Your instructions:
Would you repeat every line of the data exactly?

Data in this exercise:
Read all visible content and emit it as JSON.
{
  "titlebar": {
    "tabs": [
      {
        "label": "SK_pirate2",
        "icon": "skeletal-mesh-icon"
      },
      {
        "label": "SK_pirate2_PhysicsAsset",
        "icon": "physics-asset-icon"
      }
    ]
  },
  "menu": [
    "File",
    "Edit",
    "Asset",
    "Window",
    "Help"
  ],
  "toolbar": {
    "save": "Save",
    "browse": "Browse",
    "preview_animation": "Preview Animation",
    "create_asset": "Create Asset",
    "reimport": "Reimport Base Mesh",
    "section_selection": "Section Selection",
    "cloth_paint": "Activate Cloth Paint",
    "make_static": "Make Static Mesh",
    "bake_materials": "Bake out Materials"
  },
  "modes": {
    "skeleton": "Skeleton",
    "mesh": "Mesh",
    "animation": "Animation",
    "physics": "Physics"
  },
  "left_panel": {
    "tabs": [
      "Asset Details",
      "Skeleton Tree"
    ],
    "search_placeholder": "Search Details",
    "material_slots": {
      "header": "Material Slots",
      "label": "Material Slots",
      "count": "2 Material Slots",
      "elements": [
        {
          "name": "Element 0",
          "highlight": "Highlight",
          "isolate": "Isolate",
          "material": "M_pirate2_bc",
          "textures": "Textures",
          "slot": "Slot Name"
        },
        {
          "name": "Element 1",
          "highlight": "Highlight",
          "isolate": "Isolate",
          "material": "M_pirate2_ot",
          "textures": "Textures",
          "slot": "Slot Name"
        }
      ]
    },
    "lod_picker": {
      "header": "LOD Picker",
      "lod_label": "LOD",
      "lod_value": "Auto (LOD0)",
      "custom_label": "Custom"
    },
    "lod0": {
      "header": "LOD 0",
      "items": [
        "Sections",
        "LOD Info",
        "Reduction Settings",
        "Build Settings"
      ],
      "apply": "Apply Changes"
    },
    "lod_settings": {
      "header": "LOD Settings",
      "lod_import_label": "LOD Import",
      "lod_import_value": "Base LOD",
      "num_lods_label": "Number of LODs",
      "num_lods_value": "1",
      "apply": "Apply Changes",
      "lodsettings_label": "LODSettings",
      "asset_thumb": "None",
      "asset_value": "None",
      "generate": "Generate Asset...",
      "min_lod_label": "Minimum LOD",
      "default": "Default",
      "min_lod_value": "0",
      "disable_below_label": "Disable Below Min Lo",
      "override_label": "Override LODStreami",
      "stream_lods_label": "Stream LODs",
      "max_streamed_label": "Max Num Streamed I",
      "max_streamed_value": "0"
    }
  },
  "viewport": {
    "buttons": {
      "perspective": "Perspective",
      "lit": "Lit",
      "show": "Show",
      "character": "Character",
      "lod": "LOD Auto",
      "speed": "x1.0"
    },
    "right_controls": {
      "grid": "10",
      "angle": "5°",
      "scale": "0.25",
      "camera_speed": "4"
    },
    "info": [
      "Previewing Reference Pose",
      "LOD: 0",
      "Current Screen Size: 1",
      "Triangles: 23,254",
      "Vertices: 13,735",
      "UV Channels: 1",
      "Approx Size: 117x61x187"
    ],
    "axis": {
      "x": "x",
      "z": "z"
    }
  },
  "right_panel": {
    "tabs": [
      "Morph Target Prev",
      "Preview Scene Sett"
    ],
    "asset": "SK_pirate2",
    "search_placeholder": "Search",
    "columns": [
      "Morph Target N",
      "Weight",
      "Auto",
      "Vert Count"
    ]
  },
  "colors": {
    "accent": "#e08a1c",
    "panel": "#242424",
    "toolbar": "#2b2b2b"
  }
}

Answer section:
Read all visible content and emit it as JSON.
{
  "titlebar": {
    "tabs": [
      {
        "label": "SK_pirate2",
        "icon": "skeletal-mesh-icon"
      },
      {
        "label": "SK_pirate2_PhysicsAsset",
        "icon": "physics-asset-icon"
      }
    ]
  },
  "menu": [
    "File",
    "Edit",
    "Asset",
    "Window",
    "Help"
  ],
  "toolbar": {
    "save": "Save",
    "browse": "Browse",
    "preview_animation": "Preview Animation",
    "create_asset": "Create Asset",
    "reimport": "Reimport Base Mesh",
    "section_selection": "Section Selection",
    "cloth_paint": "Activate Cloth Paint",
    "make_static": "Make Static Mesh",
    "bake_materials": "Bake out Materials"
  },
  "modes": {
    "skeleton": "Skeleton",
    "mesh": "Mesh",
    "animation": "Animation",
    "physics": "Physics"
  },
  "left_panel": {
    "tabs": [
      "Asset Details",
      "Skeleton Tree"
    ],
    "search_placeholder": "Search Details",
    "material_slots": {
      "header": "Material Slots",
      "label": "Material Slots",
      "count": "2 Material Slots",
      "elements": [
        {
          "name": "Element 0",
          "highlight": "Highlight",
          "isolate": "Isolate",
          "material": "M_pirate2_bc",
          "textures": "Textures",
          "slot": "Slot Name"
        },
        {
          "name": "Element 1",
          "highlight": "Highlight",
          "isolate": "Isolate",
          "material": "M_pirate2_ot",
          "textures": "Textures",
          "slot": "Slot Name"
        }
      ]
    },
    "lod_picker": {
      "header": "LOD Picker",
      "lod_label": "LOD",
      "lod_value": "Auto (LOD0)",
      "custom_label": "Custom"
    },
    "lod0": {
      "header": "LOD 0",
      "items": [
        "Sections",
        "LOD Info",
        "Reduction Settings",
        "Build Settings"
      ],
      "apply": "Apply Changes"
    },
    "lod_settings": {
      "header": "LOD Settings",
      "lod_import_label": "LOD Import",
      "lod_import_value": "Base LOD",
      "num_lods_label": "Number of LODs",
      "num_lods_value": "1",
      "apply": "Apply Changes",
      "lodsettings_label": "LODSettings",
      "asset_thumb": "None",
      "asset_value": "None",
      "generate": "Generate Asset...",
      "min_lod_label": "Minimum LOD",
      "default": "Default",
      "min_lod_value": "0",
      "disable_below_label": "Disable Below Min Lo",
      "override_label": "Override LODStreami",
      "stream_lods_label": "Stream LODs",
      "max_streamed_label": "Max Num Streamed I",
      "max_streamed_value": "0"
    }
  },
  "viewport": {
    "buttons": {
      "perspective": "Perspective",
      "lit": "Lit",
      "show": "Show",
      "character": "Character",
      "lod": "LOD Auto",
      "speed": "x1.0"
    },
    "right_controls": {
      "grid": "10",
      "angle": "5°",
      "scale": "0.25",
      "camera_speed": "4"
    },
    "info": [
      "Previewing Reference Pose",
      "LOD: 0",
      "Current Screen Size: 1",
      "Triangles: 23,254",
      "Vertices: 13,735",
      "UV Channels: 1",
      "Approx Size: 117x61x187"
    ],
    "axis": {
      "x": "x",
      "z": "z"
    }
  },
  "right_panel": {
    "tabs": [
      "Morph Target Prev",
      "Preview Scene Sett"
    ],
    "asset": "SK_pirate2",
    "search_placeholder": "Search",
    "columns": [
      "Morph Target N",
      "Weight",
      "Auto",
      "Vert Count"
    ]
  },
  "colors": {
    "accent": "#e08a1c",
    "panel": "#242424",
    "toolbar": "#2b2b2b"
  }
}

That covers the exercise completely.